I was 28 years old with 2 very young children, when I suffered a pituitary apoplexy. In those moments, I suddenly became totally reliant on the wisdom and knowledge of the doctors and the hospital staff. I was suddenly confronted with my own mortality and the frailty of life. I was told that I was lucky the bleed had not spread to the rest of my brain – there was some uncertainty surrounding the cause of the problem. In those moments of fear and uncertainty, I clung to my faith in God like a limpet to a rock – I could do nothing else.

Initially, I didn’t understand the impact of the loss of pituitary function. My main concern was that I was unable to have any more children. I grieved this loss, but rejoiced in the fact that I had two beautiful children already – a blessing. It has only been in the years since then, that I am becoming more aware of the everyday impact of not producing cortisol – this amazing hormone that effects every part of our physical and mental health.

In the early days, life was strange – recovery was a long and laborious process. My brain reacted in ways that I wasn’t prepared for and was unsure how to handle. Life went on around me and I felt like I was isolated in a bubble that no-one understood – and yet I didn’t want to talk about it. I couldn’t handle small stresses and my speech and memory were effected – I couldn’t formulate or think of the words I wanted to say. I didn’t feel like myself and felt like my body wasn’t my own – I couldn’t predict its behaviour or trust it to do what I wanted it to do.

One of the hardest things has been my body’s reaction to low cortisol. These symptoms can be difficult to explain, and I assume they can be slightly different for each person. Strong nausea and sometimes overwhelming and abnormal anxiety can be common symptoms for me. Sometimes, I describe it like someone is turning off all the lights in an office – it’s getting gradually darker but you don’t notice until the last light is off. I have also adjusted when to take my tablets to fit in with how my life is running at the time. With four young children who rise early but go to bed early, at the moment I take my tablets much earlier than average. I am sure that as the challenges I face change, then I will need to adapt again.

To cut a very long story short, nearly eight years on, I am constantly amazed by the healing power of our bodies – both mentally and physically. I now have four miraculous children and am studying for a degree in psychology. This year, I also took part in a Tough Mudder race for the charity ‘Mind’ – and I would like to do another challenge for The Pituitary Foundation. This was significant for me as I felt like I was challenging my own fears and the limitations I had put upon myself. Some days though, the challenge of getting out of bed and keeping a positive attitude is enough of an obstacle in itself!

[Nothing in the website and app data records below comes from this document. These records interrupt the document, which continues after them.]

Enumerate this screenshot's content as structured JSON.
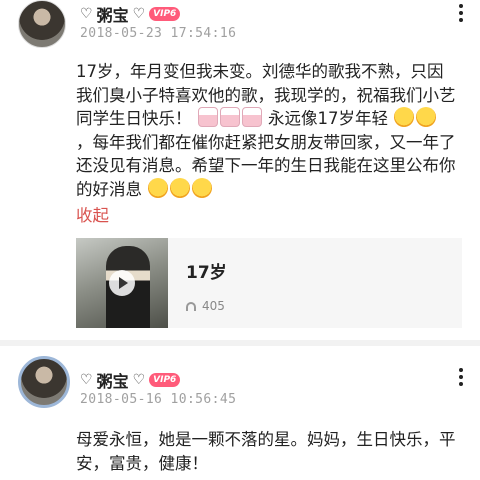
{
  "posts": [
    {
      "username": "粥宝",
      "vip_badge": "VIP6",
      "timestamp": "2018-05-23 17:54:16",
      "text_parts": [
        "17岁，年月变但我未变。刘德华的歌我不熟，只因我们臭小子特喜欢他的歌，我现学的，祝福我们小艺同学生日快乐！",
        "永远像17岁年轻",
        "，每年我们都在催你赶紧把女朋友带回家，又一年了还没见有消息。希望下一年的生日我能在这里公布你的好消息"
      ],
      "collapse_label": "收起",
      "song": {
        "title": "17岁",
        "plays": "405"
      }
    },
    {
      "username": "粥宝",
      "vip_badge": "VIP6",
      "timestamp": "2018-05-16 10:56:45",
      "text": "母爱永恒，她是一颗不落的星。妈妈，生日快乐，平安，富贵，健康！"
    }
  ],
  "icons": {
    "heart": "♡",
    "crown": "♛",
    "emoji_grin": "😁",
    "emoji_shush": "🤫",
    "cake": "🎂"
  },
  "colors": {
    "vip": "#ff5b7a",
    "collapse": "#d9534f",
    "timestamp": "#a0a0a0"
  }
}
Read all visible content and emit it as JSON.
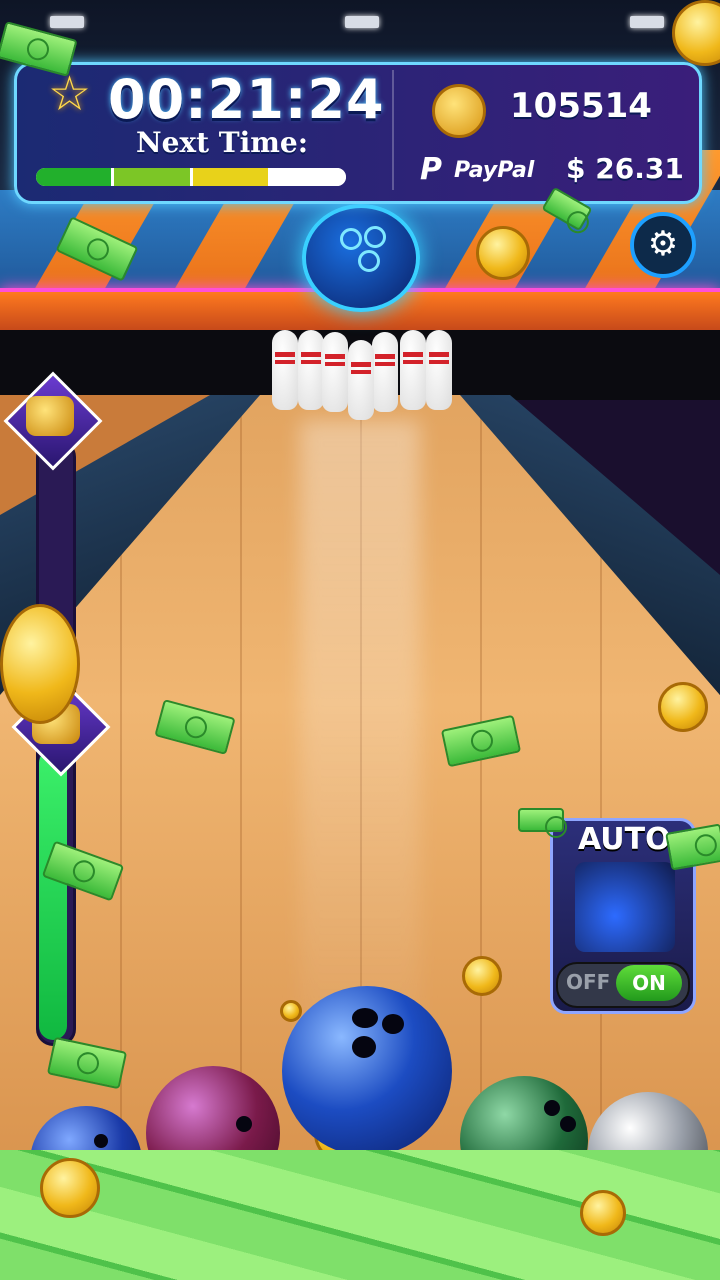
{
  "hud": {
    "timer": "00:21:24",
    "next_time_label": "Next  Time:",
    "progress_segments": [
      "#22b02c",
      "#7cc626",
      "#e8d21a",
      "#ffffff"
    ],
    "coin_count": "105514",
    "paypal_label": "PayPal",
    "cash_value": "$ 26.31"
  },
  "auto_panel": {
    "title": "AUTO",
    "toggle_off": "OFF",
    "toggle_on": "ON",
    "state": "on"
  },
  "meter": {
    "fill_fraction": 0.49
  },
  "colors": {
    "hud_border": "#6fd8ff",
    "neon": "#ff4fd8",
    "meter": "#22d44a",
    "toggle_on": "#3cbb2a"
  },
  "icons": {
    "star": "star-icon",
    "coin": "coin-icon",
    "paypal": "paypal-icon",
    "settings": "gear-icon"
  }
}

Undoubtedly, I still have a long journey ahead – to live with a cortisol deficiency is to live with something that many will never understand – and that is too complicated to explain. And yet, I am growing to appreciate the story of my life and the challenges I have faced – I reflect that I am humbled when I read of others stories and meet others who have their own stories to tell, and I am forever in awe of the miracle of our bodies – I never appreciated it fully before. I thank God for the support of my incredible husband and family who have been immensely tolerant with me. And my consultant – who has been a patient, loyal doctor and friend over these many years.

Every so often, something happens to remind me of the seriousness of my condition – when some kind of stress occurs outside of my control and my body reacts without consulting my brain! Sometimes this can be as simple as a bad cold, a sickness bug, a child breaking their arm, your husband dislocating his knee……. Sometimes it is merely when I have misjudged the stress of the day, and suddenly I feel like it is the middle of the night at 6pm! As time goes on, I am becoming more comfortable in knowing my own limits, although it can be frustrating and awkward to explain this to others. I am thankful for the medical personnel around who have heard of and understand the condition.

However, as I reflect on all that has happened in the past, I am reminded of a quote by C S Lewis – “There are far, far better things ahead than any we leave behind.” I want to encourage each of you that happen to read this – whatever stage you are at in your diagnosis or condition, the future is good. You will get through this and you will emerge a better, stronger person than you were before. People may never understand your journey or your limitations, but you can adapt and you can thrive – and there is always help to be found for those that need it.